Understanding The Content Marketing Funnel

It is a common belief that a good content marketing campaign is all about presenting high-quality, authentic information that is of educational or entertainment value to a target audience. But is this enough to generate authentic leads for a specific product or service? Not unless all that content being churned out is correctly mapped to the various stages of the traditional “purchase funnel” (also called sales funnel, marketing funnel etc.) which themselves are based on customer interest levels at a given point in time.

The ‘funnel’ is after all a time-tested tool for businesses to systematically identify and filter potential customers. In a digital context, when designed correctly with content as the anchor, it can be a valuable source of data for an online marketer on traffic, behaviour, customer profiles and leads.

The graphic below provides a framework for a Content Marketing Funnel:


On the left are the levels of customer interest using the popular definition of ‘demand’ from Economics 101:  “Demand is the want or desire to possess a good or service backed by the capacity and willingness to pay for it”. We can thus broadly filter a potential customer at three distinct levels – Wish (Desire to purchase), Want (Desire + Ability to purchase) and Demand (Desire + Ability + Willingness to purchase). On the right is a typical sales model of the transaction stage, which attempts to create awareness, prompt an evaluation and finally generate genuine leads via an action.

The information that needs to be put into the funnel at every level should thus address the requirements of the customer at different interest levels in a way that facilitates the final transaction. Let’s elaborate on the scope of the information at every stage of the funnel with the example of say, a particular smartphone model.

Top of the Funnel :
At this stage the audience primarily decides whether he should pursue this wish and more importantly whether he should build the capacity to purchase it. Thus the content should concentrate only on satisfying his curiosity about the industry/ecosystem and make him aware of the benefits of participating in it. Here, a good strategy is to try to form a relationship by providing authentic, unbiased information.

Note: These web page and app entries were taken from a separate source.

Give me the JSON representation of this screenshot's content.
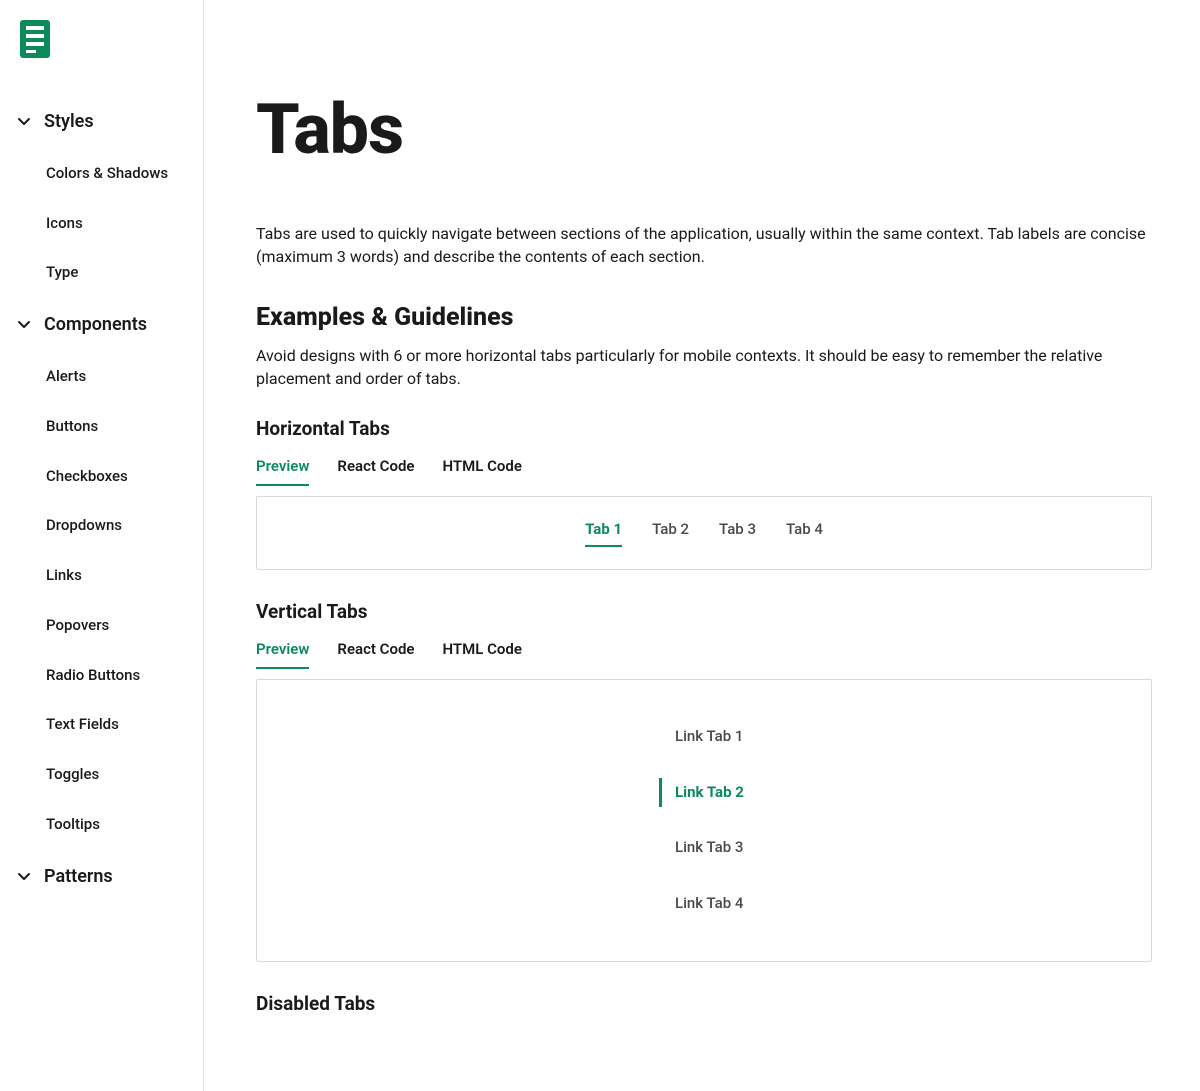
{
  "accent": "#0d8a5c",
  "sidebar": {
    "sections": [
      {
        "label": "Styles",
        "expanded": true,
        "items": [
          {
            "label": "Colors & Shadows"
          },
          {
            "label": "Icons"
          },
          {
            "label": "Type"
          }
        ]
      },
      {
        "label": "Components",
        "expanded": true,
        "items": [
          {
            "label": "Alerts"
          },
          {
            "label": "Buttons"
          },
          {
            "label": "Checkboxes"
          },
          {
            "label": "Dropdowns"
          },
          {
            "label": "Links"
          },
          {
            "label": "Popovers"
          },
          {
            "label": "Radio Buttons"
          },
          {
            "label": "Text Fields"
          },
          {
            "label": "Toggles"
          },
          {
            "label": "Tooltips"
          }
        ]
      },
      {
        "label": "Patterns",
        "expanded": true,
        "items": []
      }
    ]
  },
  "page": {
    "title": "Tabs",
    "intro": "Tabs are used to quickly navigate between sections of the application, usually within the same context. Tab labels are concise (maximum 3 words) and describe the contents of each section.",
    "guidelines_heading": "Examples & Guidelines",
    "guidelines_body": "Avoid designs with 6 or more horizontal tabs particularly for mobile contexts. It should be easy to remember the relative placement and order of tabs.",
    "code_tabs": {
      "preview": "Preview",
      "react": "React Code",
      "html": "HTML Code"
    },
    "horizontal": {
      "heading": "Horizontal Tabs",
      "tabs": [
        {
          "label": "Tab 1",
          "active": true
        },
        {
          "label": "Tab 2",
          "active": false
        },
        {
          "label": "Tab 3",
          "active": false
        },
        {
          "label": "Tab 4",
          "active": false
        }
      ]
    },
    "vertical": {
      "heading": "Vertical Tabs",
      "tabs": [
        {
          "label": "Link Tab 1",
          "active": false
        },
        {
          "label": "Link Tab 2",
          "active": true
        },
        {
          "label": "Link Tab 3",
          "active": false
        },
        {
          "label": "Link Tab 4",
          "active": false
        }
      ]
    },
    "disabled": {
      "heading": "Disabled Tabs"
    }
  }
}
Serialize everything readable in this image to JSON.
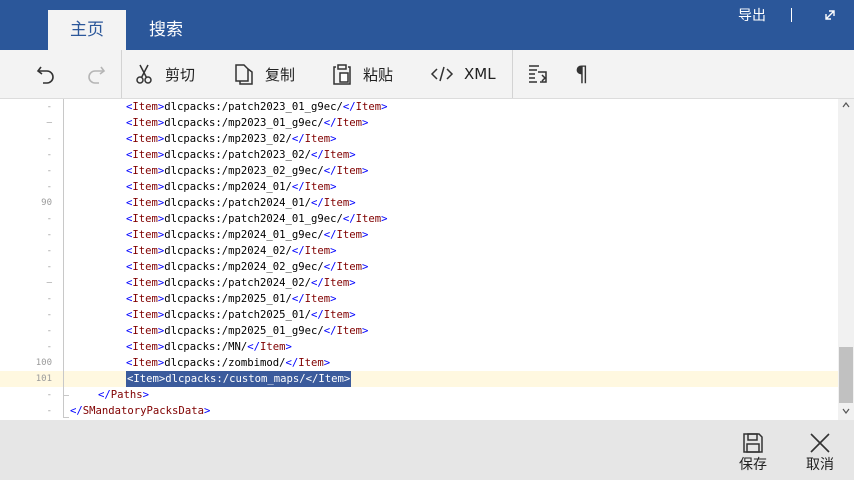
{
  "tabs": [
    {
      "label": "主页",
      "active": true
    },
    {
      "label": "搜索",
      "active": false
    }
  ],
  "topbar": {
    "export_label": "导出",
    "divider": "|"
  },
  "ribbon": {
    "undo_icon": "undo-icon",
    "redo_icon": "redo-icon",
    "cut_label": "剪切",
    "copy_label": "复制",
    "paste_label": "粘贴",
    "xml_label": "XML",
    "format_icon": "format-document-icon",
    "pilcrow": "¶"
  },
  "editor": {
    "line_numbers": [
      "-",
      "–",
      "-",
      "-",
      "-",
      "-",
      "90",
      "-",
      "-",
      "-",
      "-",
      "–",
      "-",
      "-",
      "-",
      "-",
      "100",
      "101",
      "-",
      "-"
    ],
    "items": [
      "dlcpacks:/patch2023_01_g9ec/",
      "dlcpacks:/mp2023_01_g9ec/",
      "dlcpacks:/mp2023_02/",
      "dlcpacks:/patch2023_02/",
      "dlcpacks:/mp2023_02_g9ec/",
      "dlcpacks:/mp2024_01/",
      "dlcpacks:/patch2024_01/",
      "dlcpacks:/patch2024_01_g9ec/",
      "dlcpacks:/mp2024_01_g9ec/",
      "dlcpacks:/mp2024_02/",
      "dlcpacks:/mp2024_02_g9ec/",
      "dlcpacks:/patch2024_02/",
      "dlcpacks:/mp2025_01/",
      "dlcpacks:/patch2025_01/",
      "dlcpacks:/mp2025_01_g9ec/",
      "dlcpacks:/MN/",
      "dlcpacks:/zombimod/",
      "dlcpacks:/custom_maps/"
    ],
    "item_tag": "Item",
    "selected_index": 17,
    "paths_close": "</Paths>",
    "root_close": "</SMandatoryPacksData>"
  },
  "bottombar": {
    "save_label": "保存",
    "cancel_label": "取消"
  },
  "colors": {
    "titlebar": "#2b579a",
    "ribbon": "#f3f3f3",
    "tag_bracket": "#0000ff",
    "tag_name": "#800000",
    "selection": "#3b5b9c",
    "current_line": "#fff8e0",
    "bottombar": "#e6e6e6"
  }
}
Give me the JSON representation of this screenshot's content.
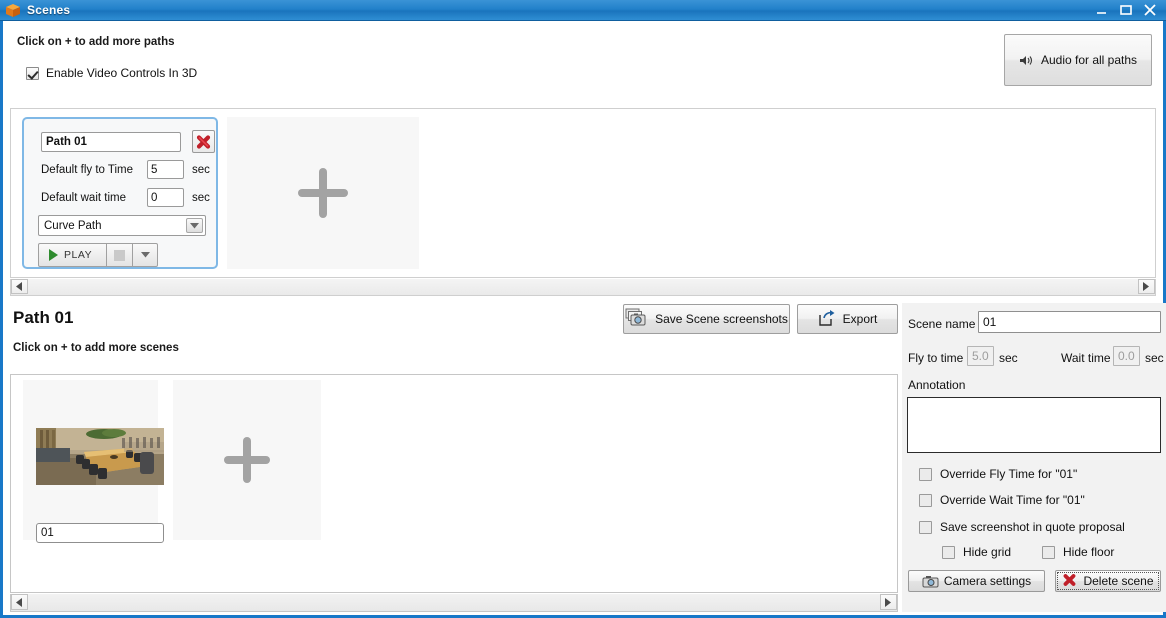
{
  "window": {
    "title": "Scenes",
    "icon": "box-3d-icon",
    "minimize_label": "–",
    "maximize_label": "□",
    "close_label": "✕",
    "border_color": "#1878c8"
  },
  "header": {
    "hint": "Click on + to add more paths",
    "enable_video_controls": {
      "label": "Enable Video Controls In 3D",
      "checked": true
    },
    "audio_button": {
      "label": "Audio for all paths",
      "icon": "speaker-icon"
    }
  },
  "paths": {
    "card": {
      "name_value": "Path 01",
      "delete_icon": "red-x-icon",
      "fly_to_time_label": "Default fly to Time",
      "fly_to_time_value": "5",
      "fly_to_time_unit": "sec",
      "wait_time_label": "Default wait time",
      "wait_time_value": "0",
      "wait_time_unit": "sec",
      "path_type_value": "Curve Path",
      "play_label": "PLAY"
    },
    "add_tile": {
      "icon": "plus-icon"
    }
  },
  "path_detail": {
    "title": "Path 01",
    "hint": "Click on + to add more scenes",
    "save_screenshots_label": "Save Scene screenshots",
    "save_screenshots_icon": "camera-stack-icon",
    "export_label": "Export",
    "export_icon": "export-arrow-icon"
  },
  "scenes": {
    "items": [
      {
        "name_value": "01",
        "thumbnail": "conference-room-thumbnail"
      }
    ],
    "add_tile": {
      "icon": "plus-icon"
    }
  },
  "properties": {
    "scene_name_label": "Scene name",
    "scene_name_value": "01",
    "fly_to_time_label": "Fly to time",
    "fly_to_time_value": "5.0",
    "fly_to_time_unit": "sec",
    "wait_time_label": "Wait time",
    "wait_time_value": "0.0",
    "wait_time_unit": "sec",
    "annotation_label": "Annotation",
    "annotation_value": "",
    "checkboxes": [
      {
        "label": "Override Fly Time for \"01\"",
        "checked": false
      },
      {
        "label": "Override Wait Time for \"01\"",
        "checked": false
      },
      {
        "label": "Save screenshot in quote proposal",
        "checked": false
      },
      {
        "label": "Hide grid",
        "checked": false
      },
      {
        "label": "Hide floor",
        "checked": false
      }
    ],
    "camera_settings_label": "Camera settings",
    "camera_settings_icon": "camera-icon",
    "delete_scene_label": "Delete scene",
    "delete_scene_icon": "red-x-icon"
  },
  "scrollbars": {
    "left_arrow": "◀",
    "right_arrow": "▶"
  }
}
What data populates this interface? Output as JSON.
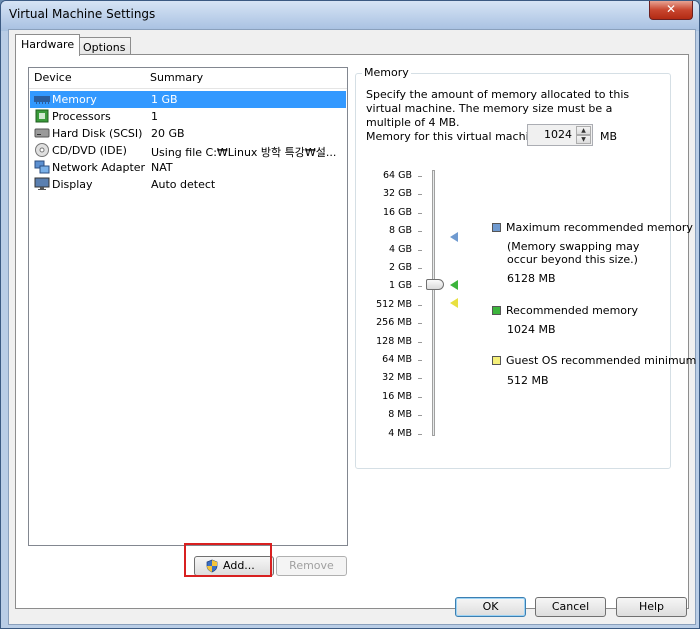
{
  "window": {
    "title": "Virtual Machine Settings",
    "close_label": "✕"
  },
  "tabs": [
    {
      "label": "Hardware"
    },
    {
      "label": "Options"
    }
  ],
  "device_list": {
    "headers": {
      "device": "Device",
      "summary": "Summary"
    },
    "rows": [
      {
        "device": "Memory",
        "summary": "1 GB",
        "icon": "memory-icon",
        "selected": true
      },
      {
        "device": "Processors",
        "summary": "1",
        "icon": "processor-icon"
      },
      {
        "device": "Hard Disk (SCSI)",
        "summary": "20 GB",
        "icon": "hard-disk-icon"
      },
      {
        "device": "CD/DVD (IDE)",
        "summary": "Using file C:₩Linux 방학 특강₩설...",
        "icon": "cd-dvd-icon"
      },
      {
        "device": "Network Adapter",
        "summary": "NAT",
        "icon": "network-adapter-icon"
      },
      {
        "device": "Display",
        "summary": "Auto detect",
        "icon": "display-icon"
      }
    ]
  },
  "buttons": {
    "add": "Add...",
    "remove": "Remove",
    "ok": "OK",
    "cancel": "Cancel",
    "help": "Help"
  },
  "memory": {
    "group_title": "Memory",
    "description": "Specify the amount of memory allocated to this virtual machine. The memory size must be a multiple of 4 MB.",
    "field_label": "Memory for this virtual machine:",
    "value": "1024",
    "unit": "MB",
    "scale_labels": [
      "64 GB",
      "32 GB",
      "16 GB",
      "8 GB",
      "4 GB",
      "2 GB",
      "1 GB",
      "512 MB",
      "256 MB",
      "128 MB",
      "64 MB",
      "32 MB",
      "16 MB",
      "8 MB",
      "4 MB"
    ],
    "slider_position_label": "1 GB",
    "legend": {
      "max": {
        "label": "Maximum recommended memory",
        "note_1": "(Memory swapping may",
        "note_2": "occur beyond this size.)",
        "value": "6128 MB",
        "color": "#6f9ad0"
      },
      "recommended": {
        "label": "Recommended memory",
        "value": "1024 MB",
        "color": "#3cb43c"
      },
      "guest_min": {
        "label": "Guest OS recommended minimum",
        "value": "512 MB",
        "color": "#f5f07a"
      }
    }
  }
}
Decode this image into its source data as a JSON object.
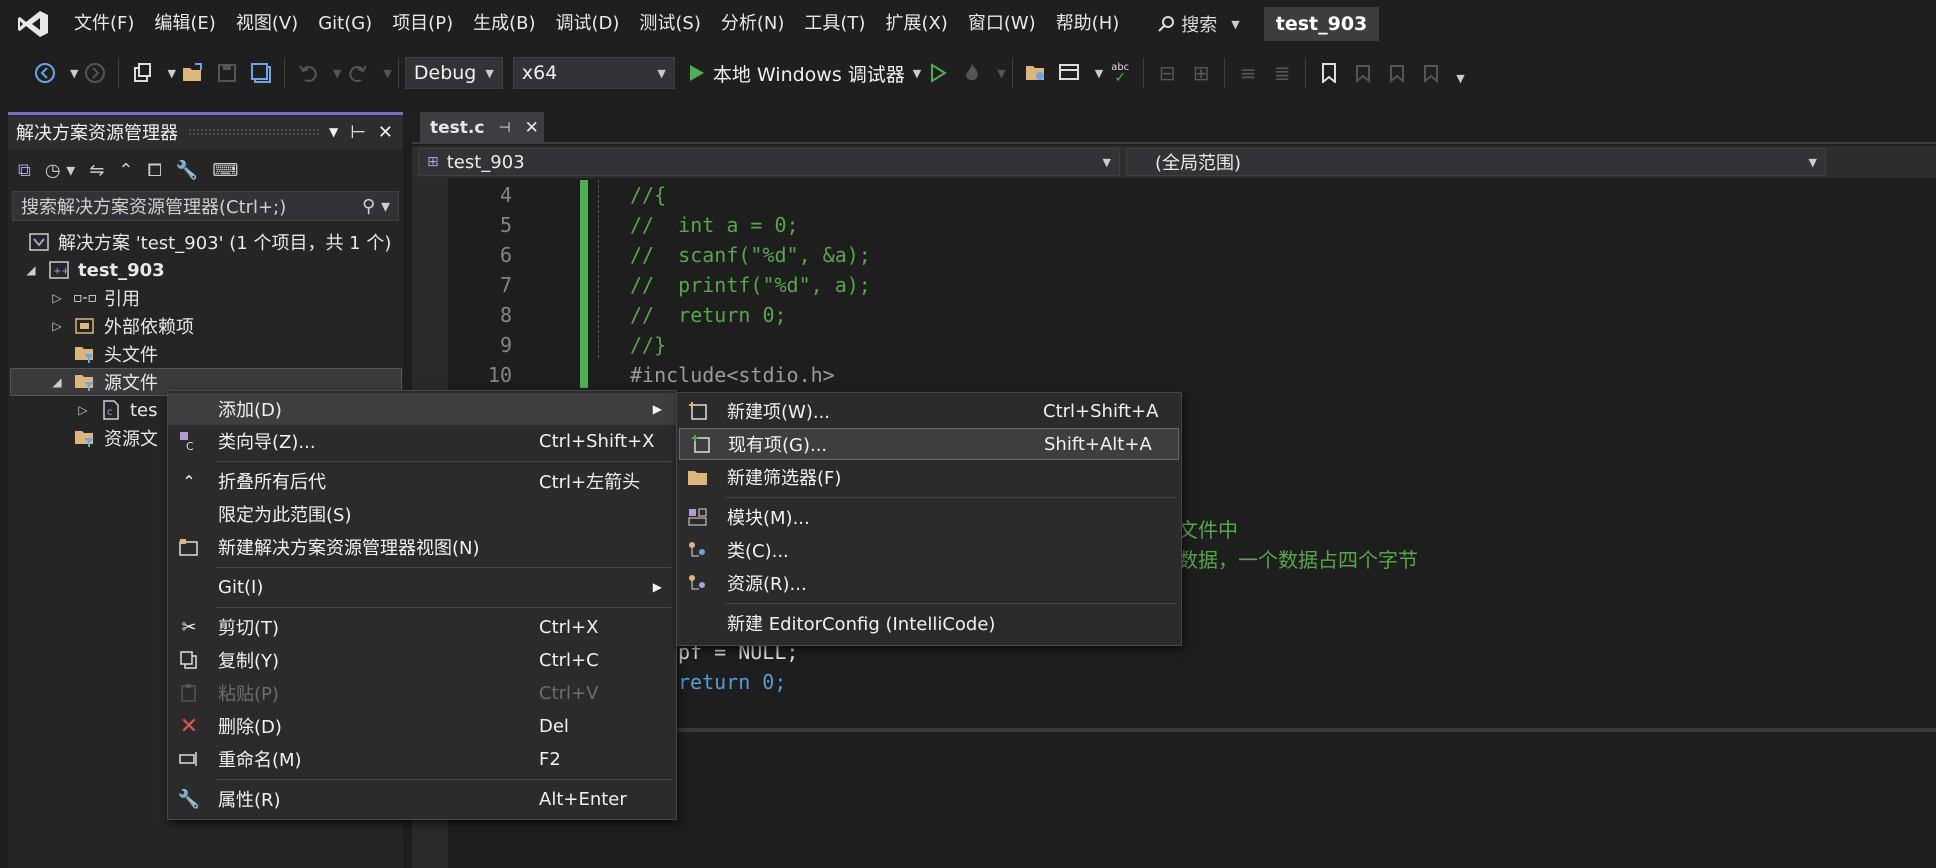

For instance, news and reviews of various “apps” that a customer can use on a particular software platform. Or a selection of interesting photographs shot with smartphones that have a high “shareability” quotient.

Middle of the Funnel:
At this stage the customer has decided that he would like to pursue this wish and now also has the ability to purchase it. The Wish is now converted into a Want.  For the marketer this stage acts as the first filter to narrow down a general audience to potential customers. At this stage, content that helps evaluate different options in the product category should be provided. For instance an explanation of how processors inside a phone consume power or why sensor quality in a phone camera is more important than Megapixels. In short, this stage should give enough information to set the parameters for making the final decision.

Bottom of the Funnel:
This is the stage where the conversion happens: Audience to Customer. This level is critical as it is here that the purchase decision is made. This is the stage where the marketer makes a case for his product and openly promotes it to the customer, but with the advantage of having been a trusted advisor handholding him through the decision making process. The content provided here should include specific data about the marketer’s product and provide him with detailed information about how it scores on the parameters that were discussed earlier, and if possible a (video) demo.

A lead that is generated through a well designed funnel is thus as authentic as it gets – it’s usually only a matter of figuring out the mode of sale since the intent is clear – as against leads generated by “spray and pray” campaigns that have not been ‘prepped’ through the various stages of the funnel and have no conversational relationship with the brand that is trying to sell to them.

Understanding The Content Marketing Funnel: Reproduced with permission from i420 Digital Media.